Frenchs Forest is a suburb on Sydneys northern beaches, approximately 13 kilometres north of the Sydney CBD and is administered by the Northern Beaches Council, the region and also considered to be part of the Forest district and is colloquially known as The Forest.
The suburb is currently going through rezoning which will include a new hospital, town centre, new relocated high school, 2,200 new homes and $500 million to upgrade the roads around the new Northern Beaches Hospital which is due to open on the 30th October, 2018.
Prior to the arrival of the First Fleet in Port Jackson in 1788, the area of land we now know as Frenchs Forest, and surrounding Warringah areas, was the home of the Guringai (Ku-ring-gai) language group of the Garigal clan. Evidence of their habitation remains today in the form of rock engravings, rock art, open campsites, rock shelters, scarred trees and middens. The word Warringah has many interpretations including “sign of rain”, “across the waves” and “sea”.
European exploration into Warringah began within the first weeks of settlement at Sydney Cove in 1788 Governor Phillip made a number of journeys throughout the area, detailing the landscape, flora and fauna, as well as observing Aboriginal lifestyle and culture. Although nearby Beacon Hill advertises the “Arthur Phillip lookout” at its peak, it is believed by some historians that Phillip’s travels actually took him through Bantry Bay and up into Frenchs Forest to gain views over the area.
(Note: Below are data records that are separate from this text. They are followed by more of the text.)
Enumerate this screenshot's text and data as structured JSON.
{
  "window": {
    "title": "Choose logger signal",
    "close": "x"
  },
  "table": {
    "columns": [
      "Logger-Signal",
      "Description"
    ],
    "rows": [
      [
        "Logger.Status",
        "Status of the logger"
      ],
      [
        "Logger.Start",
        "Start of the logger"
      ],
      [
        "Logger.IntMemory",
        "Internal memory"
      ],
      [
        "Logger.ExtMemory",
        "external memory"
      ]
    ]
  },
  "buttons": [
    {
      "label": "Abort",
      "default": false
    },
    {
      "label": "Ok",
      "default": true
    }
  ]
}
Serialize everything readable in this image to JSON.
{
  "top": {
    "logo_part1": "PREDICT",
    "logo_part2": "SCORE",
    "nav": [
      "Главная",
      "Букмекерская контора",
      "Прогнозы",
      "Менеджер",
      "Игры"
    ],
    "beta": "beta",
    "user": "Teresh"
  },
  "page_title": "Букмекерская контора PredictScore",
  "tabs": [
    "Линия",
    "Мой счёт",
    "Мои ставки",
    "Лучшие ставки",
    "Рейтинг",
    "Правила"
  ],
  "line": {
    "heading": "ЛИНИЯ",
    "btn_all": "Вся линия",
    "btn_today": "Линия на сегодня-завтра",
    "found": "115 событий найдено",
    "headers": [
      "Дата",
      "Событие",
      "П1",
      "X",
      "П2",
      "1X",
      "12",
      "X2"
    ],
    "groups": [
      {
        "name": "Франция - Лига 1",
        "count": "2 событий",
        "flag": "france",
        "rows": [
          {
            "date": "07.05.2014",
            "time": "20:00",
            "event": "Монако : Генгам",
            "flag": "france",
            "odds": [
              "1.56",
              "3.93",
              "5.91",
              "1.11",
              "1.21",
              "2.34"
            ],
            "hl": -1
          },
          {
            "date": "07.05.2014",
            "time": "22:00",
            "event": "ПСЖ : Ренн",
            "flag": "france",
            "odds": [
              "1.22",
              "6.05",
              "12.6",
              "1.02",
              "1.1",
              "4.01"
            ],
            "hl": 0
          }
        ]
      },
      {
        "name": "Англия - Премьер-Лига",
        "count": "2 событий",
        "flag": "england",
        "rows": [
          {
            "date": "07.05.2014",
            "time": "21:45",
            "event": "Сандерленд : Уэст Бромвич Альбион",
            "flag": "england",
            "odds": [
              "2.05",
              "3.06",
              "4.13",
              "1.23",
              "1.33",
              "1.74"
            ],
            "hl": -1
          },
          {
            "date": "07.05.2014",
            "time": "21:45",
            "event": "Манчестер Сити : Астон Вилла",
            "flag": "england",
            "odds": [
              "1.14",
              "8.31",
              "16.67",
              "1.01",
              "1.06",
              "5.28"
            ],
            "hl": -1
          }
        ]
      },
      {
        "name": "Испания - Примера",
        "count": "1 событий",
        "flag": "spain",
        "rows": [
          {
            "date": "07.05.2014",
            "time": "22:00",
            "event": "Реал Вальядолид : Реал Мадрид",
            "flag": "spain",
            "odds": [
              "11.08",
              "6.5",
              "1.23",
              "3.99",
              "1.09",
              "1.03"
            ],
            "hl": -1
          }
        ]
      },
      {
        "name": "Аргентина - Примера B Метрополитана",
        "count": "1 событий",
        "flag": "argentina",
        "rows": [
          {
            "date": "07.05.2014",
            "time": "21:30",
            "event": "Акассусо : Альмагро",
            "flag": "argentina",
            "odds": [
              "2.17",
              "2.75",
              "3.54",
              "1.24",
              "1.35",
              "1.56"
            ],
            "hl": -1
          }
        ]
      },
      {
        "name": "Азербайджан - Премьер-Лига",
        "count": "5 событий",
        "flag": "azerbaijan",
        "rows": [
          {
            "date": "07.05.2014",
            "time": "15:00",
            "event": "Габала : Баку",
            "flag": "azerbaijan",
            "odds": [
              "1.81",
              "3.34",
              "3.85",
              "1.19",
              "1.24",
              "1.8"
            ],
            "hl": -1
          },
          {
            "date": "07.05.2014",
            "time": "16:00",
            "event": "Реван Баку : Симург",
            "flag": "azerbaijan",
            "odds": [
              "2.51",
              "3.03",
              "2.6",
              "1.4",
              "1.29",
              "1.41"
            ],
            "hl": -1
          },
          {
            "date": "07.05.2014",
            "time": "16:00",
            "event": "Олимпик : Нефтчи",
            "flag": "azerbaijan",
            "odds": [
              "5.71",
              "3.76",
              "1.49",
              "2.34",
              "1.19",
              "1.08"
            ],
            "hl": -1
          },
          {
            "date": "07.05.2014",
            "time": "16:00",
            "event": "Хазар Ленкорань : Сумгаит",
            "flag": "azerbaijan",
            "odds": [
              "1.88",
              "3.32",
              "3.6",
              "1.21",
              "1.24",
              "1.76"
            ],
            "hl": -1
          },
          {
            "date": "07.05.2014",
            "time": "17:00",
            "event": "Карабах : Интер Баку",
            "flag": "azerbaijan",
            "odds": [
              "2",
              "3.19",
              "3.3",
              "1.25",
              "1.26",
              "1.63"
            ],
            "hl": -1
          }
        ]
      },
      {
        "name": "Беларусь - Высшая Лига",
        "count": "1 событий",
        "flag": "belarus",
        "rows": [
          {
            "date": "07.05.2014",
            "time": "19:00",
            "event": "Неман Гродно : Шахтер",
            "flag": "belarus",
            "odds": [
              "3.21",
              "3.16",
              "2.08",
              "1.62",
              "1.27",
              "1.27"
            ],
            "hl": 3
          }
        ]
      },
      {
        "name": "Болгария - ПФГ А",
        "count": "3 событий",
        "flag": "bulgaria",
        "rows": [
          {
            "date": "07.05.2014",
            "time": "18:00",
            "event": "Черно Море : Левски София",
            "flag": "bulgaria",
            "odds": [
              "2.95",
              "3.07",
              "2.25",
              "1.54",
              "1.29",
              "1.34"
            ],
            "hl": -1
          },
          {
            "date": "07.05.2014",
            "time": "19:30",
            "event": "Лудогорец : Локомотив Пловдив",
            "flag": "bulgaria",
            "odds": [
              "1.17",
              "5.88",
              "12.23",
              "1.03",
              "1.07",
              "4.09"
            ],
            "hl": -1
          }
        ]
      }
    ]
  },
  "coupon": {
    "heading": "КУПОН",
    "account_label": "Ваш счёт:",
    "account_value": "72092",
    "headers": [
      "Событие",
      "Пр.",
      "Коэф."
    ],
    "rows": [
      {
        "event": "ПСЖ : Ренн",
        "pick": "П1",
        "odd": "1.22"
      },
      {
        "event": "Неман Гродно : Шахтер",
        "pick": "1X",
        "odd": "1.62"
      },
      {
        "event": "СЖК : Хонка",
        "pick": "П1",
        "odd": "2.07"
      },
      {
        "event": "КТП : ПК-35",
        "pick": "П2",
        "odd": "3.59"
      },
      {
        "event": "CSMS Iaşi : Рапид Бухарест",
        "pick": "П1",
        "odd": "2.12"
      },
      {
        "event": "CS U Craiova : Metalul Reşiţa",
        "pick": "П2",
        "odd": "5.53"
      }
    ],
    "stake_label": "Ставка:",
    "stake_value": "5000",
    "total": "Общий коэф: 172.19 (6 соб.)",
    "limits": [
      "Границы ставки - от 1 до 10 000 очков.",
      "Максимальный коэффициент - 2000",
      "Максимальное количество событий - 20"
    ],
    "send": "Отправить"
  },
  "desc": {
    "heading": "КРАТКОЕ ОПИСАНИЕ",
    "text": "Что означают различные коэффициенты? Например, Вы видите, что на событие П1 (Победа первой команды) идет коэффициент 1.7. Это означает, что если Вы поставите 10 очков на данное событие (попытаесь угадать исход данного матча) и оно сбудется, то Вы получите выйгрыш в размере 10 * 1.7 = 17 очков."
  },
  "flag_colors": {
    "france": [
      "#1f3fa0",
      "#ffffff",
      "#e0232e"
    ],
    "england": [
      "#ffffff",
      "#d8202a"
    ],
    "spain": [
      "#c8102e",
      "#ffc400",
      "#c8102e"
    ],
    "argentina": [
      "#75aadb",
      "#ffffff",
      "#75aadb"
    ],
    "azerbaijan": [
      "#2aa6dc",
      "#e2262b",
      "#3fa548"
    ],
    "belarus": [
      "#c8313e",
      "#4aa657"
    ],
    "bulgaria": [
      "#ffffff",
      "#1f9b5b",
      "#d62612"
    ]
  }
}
In 1853 Simeon Henry Pearce (1821–1886) and his brother James acquired 200 acres (0.81 km2) in this area. The property was later known as Rodborough when it was acquired by James French, a police constable,who also developed the land that became neighbouring Forestville. Despite its relative proximity to Sydney, Frenchs Forest remained predominantly rural throughout the nineteenth century.